“The partnership at Ridgley’s Cove between public, private and nonprofit sectors demonstrates how we can make a difference in our communities when we work together,” said MDOT Secretary Greg Slater. “The project also highlights, yet again, the environmental and economic benefits we can achieve through creative use of dredged materials.”

“We love environmental partnerships like this with the Port of Baltimore and others to turn potential waste into wealth, putting sediment to work for parks and communities while helping to keep channels of commerce open and thriving,” said Maryland Environment Secretary Ben Grumbles.

“This is truly a terrific example of how working across jurisdictions and areas of expertise can bring about projects that transform neglected and underutilized property to improve the quality of life in our communities,” said Kim Clark, executive vice president of Baltimore Development Corporation. “BDC, on behalf of the city, is very excited about this opportunity.”

Ridgely’s Cove is the latest example of MDOT MPA using dredged sediment in innovative ways. In the past year, more than 32,000 cubic yards of sediment have been dewatered and transported for offsite restoration projects. That dewatered volume is equivalent to about 100,000 cubic yards of recovered capacity at the Cox Creek facility. This provides Cox Creek with the needed capacity to continue receiving dredged sediment from Port shipping channels.

In January, MDOT MPA and the U.S. Army Corps of Engineers (USACE) marked completion of the final expansion at Poplar Island, a project that over the past 23 years has restored this badly eroded island near Talbot County from 10 acres to its original 1,150-acre footprint using dredged sediment. MDOT MPA and USACE are now planning the Mid-Chesapeake Bay Island Ecosystem Restoration, which will use recovered sediment to rebuild two islands off the coast of Dorchester County. In recent months, the Maryland Board of Public Works has also approved several contracts with private companies to explore using dredged material to create construction materials such as concrete and brick pavers.

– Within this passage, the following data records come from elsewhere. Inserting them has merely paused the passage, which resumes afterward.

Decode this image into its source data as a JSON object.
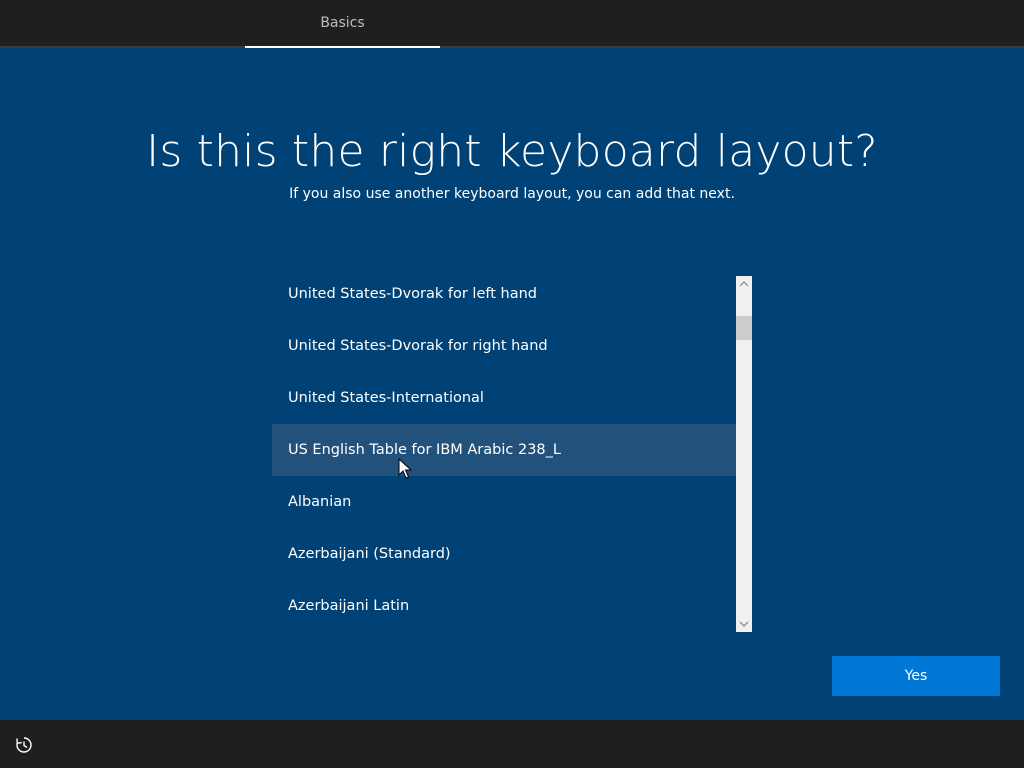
{
  "header": {
    "tab_label": "Basics"
  },
  "main": {
    "title": "Is this the right keyboard layout?",
    "subtitle": "If you also use another keyboard layout, you can add that next."
  },
  "layout_list": {
    "items": [
      {
        "label": "United States-Dvorak for left hand",
        "selected": false
      },
      {
        "label": "United States-Dvorak for right hand",
        "selected": false
      },
      {
        "label": "United States-International",
        "selected": false
      },
      {
        "label": "US English Table for IBM Arabic 238_L",
        "selected": true
      },
      {
        "label": "Albanian",
        "selected": false
      },
      {
        "label": "Azerbaijani (Standard)",
        "selected": false
      },
      {
        "label": "Azerbaijani Latin",
        "selected": false
      }
    ]
  },
  "actions": {
    "yes_label": "Yes"
  },
  "icons": {
    "accessibility": "ease-of-access-icon",
    "scroll_up": "chevron-up-icon",
    "scroll_down": "chevron-down-icon",
    "cursor": "mouse-pointer-icon"
  },
  "colors": {
    "background": "#004275",
    "selected_row": "#22527c",
    "accent_button": "#0078d7",
    "bar": "#1f1f1f"
  }
}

MDOT MPA has taken on other types of environmental restoration projects as well. Masonville Cove in Baltimore is the former home of Kurt Iron and Metal and the Maryland Shipbuilding and Drydock Co. More than 61,000 tons of trash and debris dating back to the Great Baltimore Fire of 1904 were cleared by MDOT MPA upon Masonville’s opening in 2008. In 2013, Masonville Cover was named the nation’s first Urban Wildlife Refuge Partnership, and today the facility includes walking trails, a fishing pier and education center. On the other side of Masonville Cove is the Masonville/Fairfield auto terminal managed by the MDOT MPA.